Skin Care: Court Accepts Physician, Rejects Nurse as Expert on Cause of Patient’s Bedsores.
After the patient’s passing, his wife sued the hospital for malpractice and wrongful death over six separate bedsores that started and progressed to deep tissue ulcers while the patient was in the hospital’s ICU being treated for pneumonia.
The hospital asked for a summary judgment of dismissal based on the written opinion of a physician that no departure from the recognized standard of care by the hospital’s nurses concerning his skin issues occurred during the patient’s hospitalization, and nothing the nurses did or failed to do led to the patient’s demise.
The family countered with an opinion from a Ph.D. level nurse who is not a nurse practitioner, that failure to reposition the patient caused the progression of his bedsores to deep tissue ulcers.

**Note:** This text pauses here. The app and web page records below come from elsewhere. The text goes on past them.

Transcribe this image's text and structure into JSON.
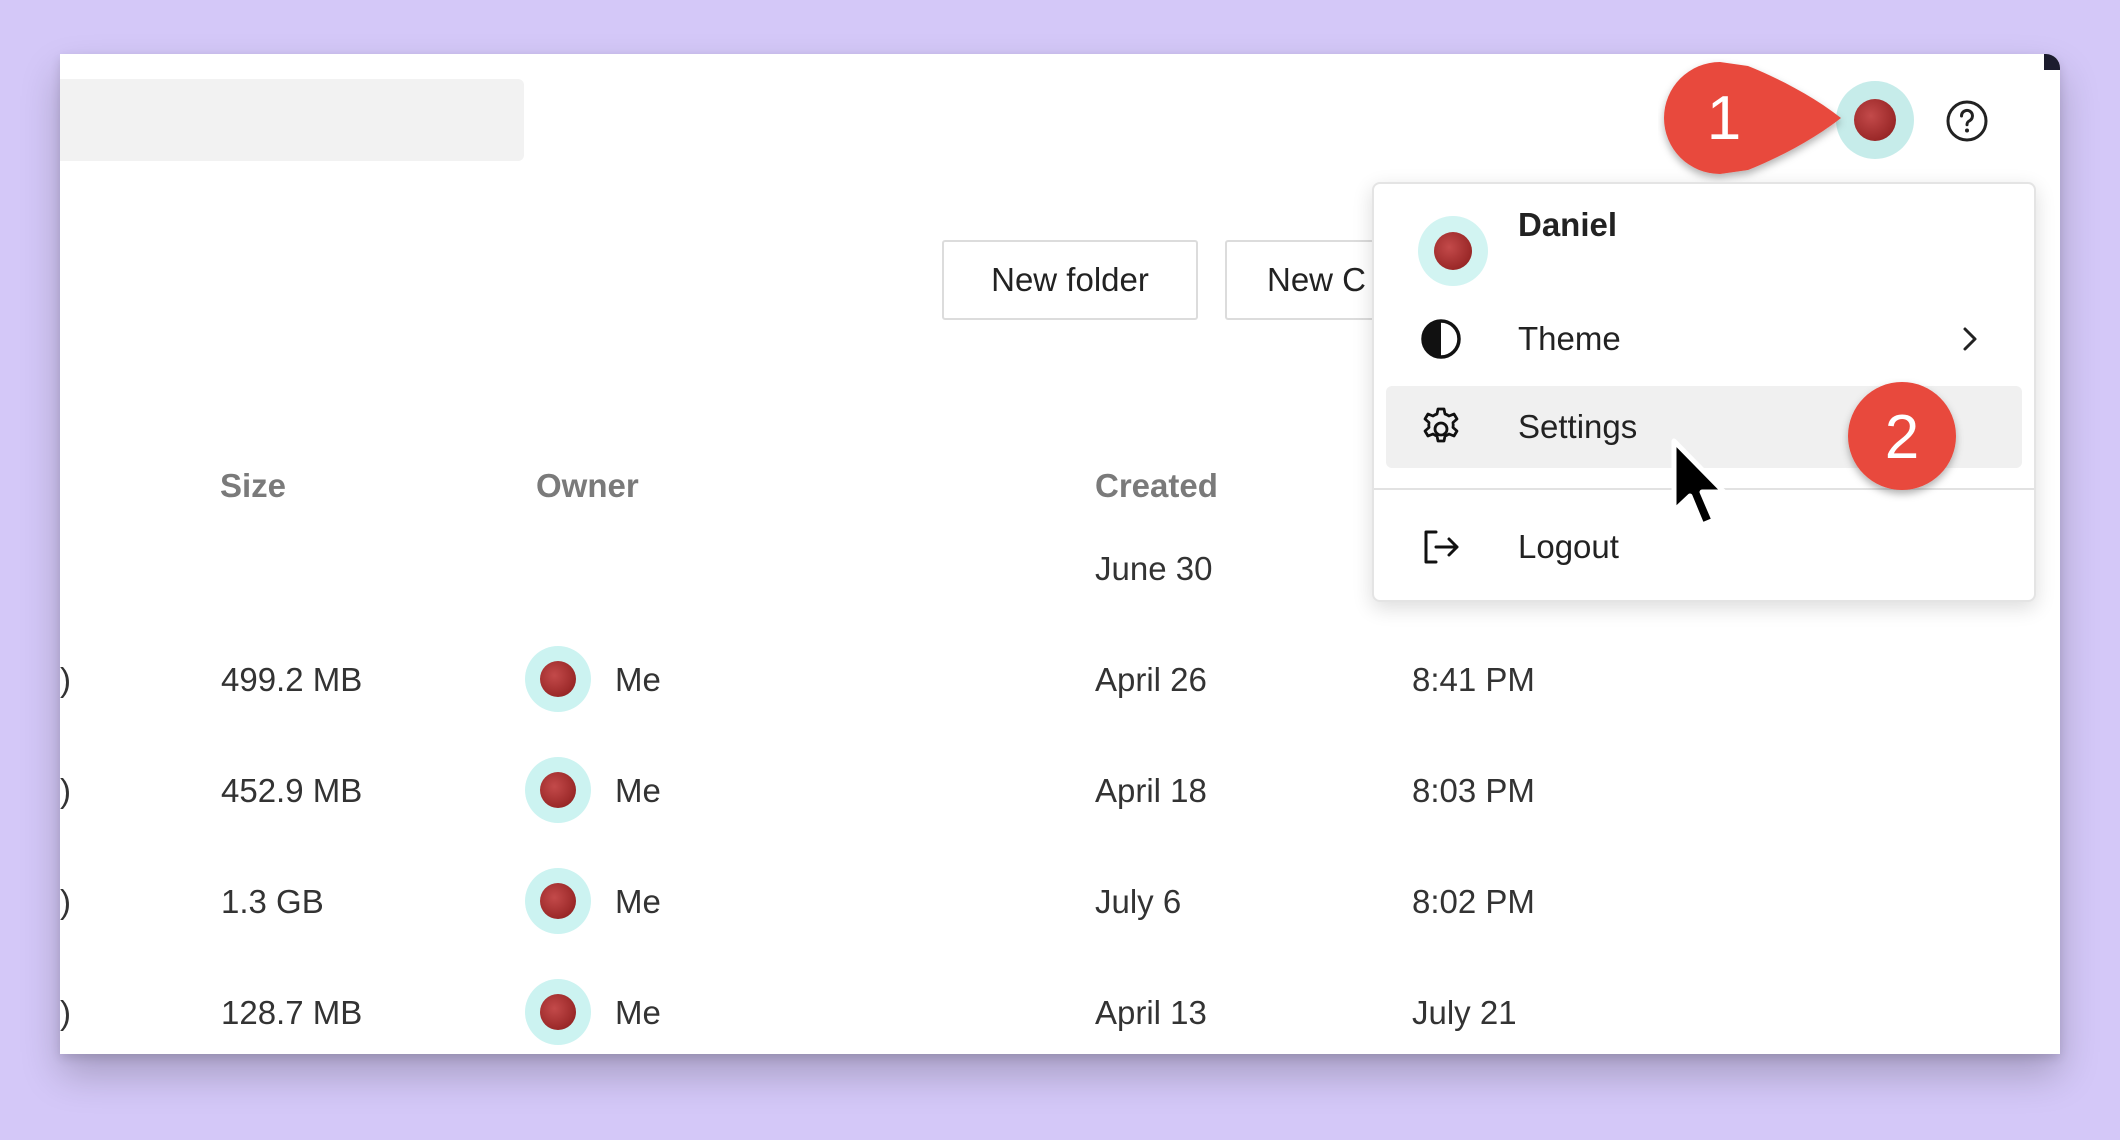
{
  "toolbar": {
    "new_folder_label": "New folder",
    "new_other_label": "New C"
  },
  "table": {
    "headers": [
      "Size",
      "Owner",
      "Created"
    ],
    "rows": [
      {
        "paren": "",
        "size": "",
        "owner": "",
        "created": "June 30",
        "time": ""
      },
      {
        "paren": ")",
        "size": "499.2 MB",
        "owner": "Me",
        "created": "April 26",
        "time": "8:41 PM"
      },
      {
        "paren": ")",
        "size": "452.9 MB",
        "owner": "Me",
        "created": "April 18",
        "time": "8:03 PM"
      },
      {
        "paren": ")",
        "size": "1.3 GB",
        "owner": "Me",
        "created": "July 6",
        "time": "8:02 PM"
      },
      {
        "paren": ")",
        "size": "128.7 MB",
        "owner": "Me",
        "created": "April 13",
        "time": "July 21"
      }
    ]
  },
  "user_menu": {
    "user_name": "Daniel",
    "items": [
      {
        "label": "Theme",
        "icon": "half-circle-icon"
      },
      {
        "label": "Settings",
        "icon": "gear-icon"
      },
      {
        "label": "Logout",
        "icon": "logout-icon"
      }
    ]
  },
  "callouts": {
    "step1": "1",
    "step2": "2"
  },
  "colors": {
    "background": "#d4c8f8",
    "callout": "#e8483c",
    "avatar": "#9a2828",
    "avatar_ring": "#c6ecea"
  }
}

The hospital’s expert physician’s opinion is that treatment by hospital nursing personnel fully complied with the standard of care and no act or omission of theirs led to the patient’s skin breakdown. The patient’s family’s nursing expert’s opinion traced six of seven bed- sores to a failure to turn and reposition as needed in the hospital’s ICU.
COURT OF APPEALS OF TENNESSEE January 16, 2020
The Court of Appeals of Tennessee ruled the family’s nursing expert may be an acceptable expert on nursing standards for handling a complex patient’s skin issues in a hospital ICU. However, the family’s nursing expert is not qualified to offer an opinion on a cause-and-effect relationship between alleged lapses in skincare and the development and progression of skin lesions and the effect of that progression in causing or hastening the patient’s demise. With no acceptable expert on their side on the issue of medical causation, the family has insufficient evidence for the Court to allow their case to go beyond the summary judgment stage to trial before a jury. Summary judgment was granted to the hospital.
Lovelace v. Hospital, 2020 WL 260295 (Tenn. App., January 16, 2020).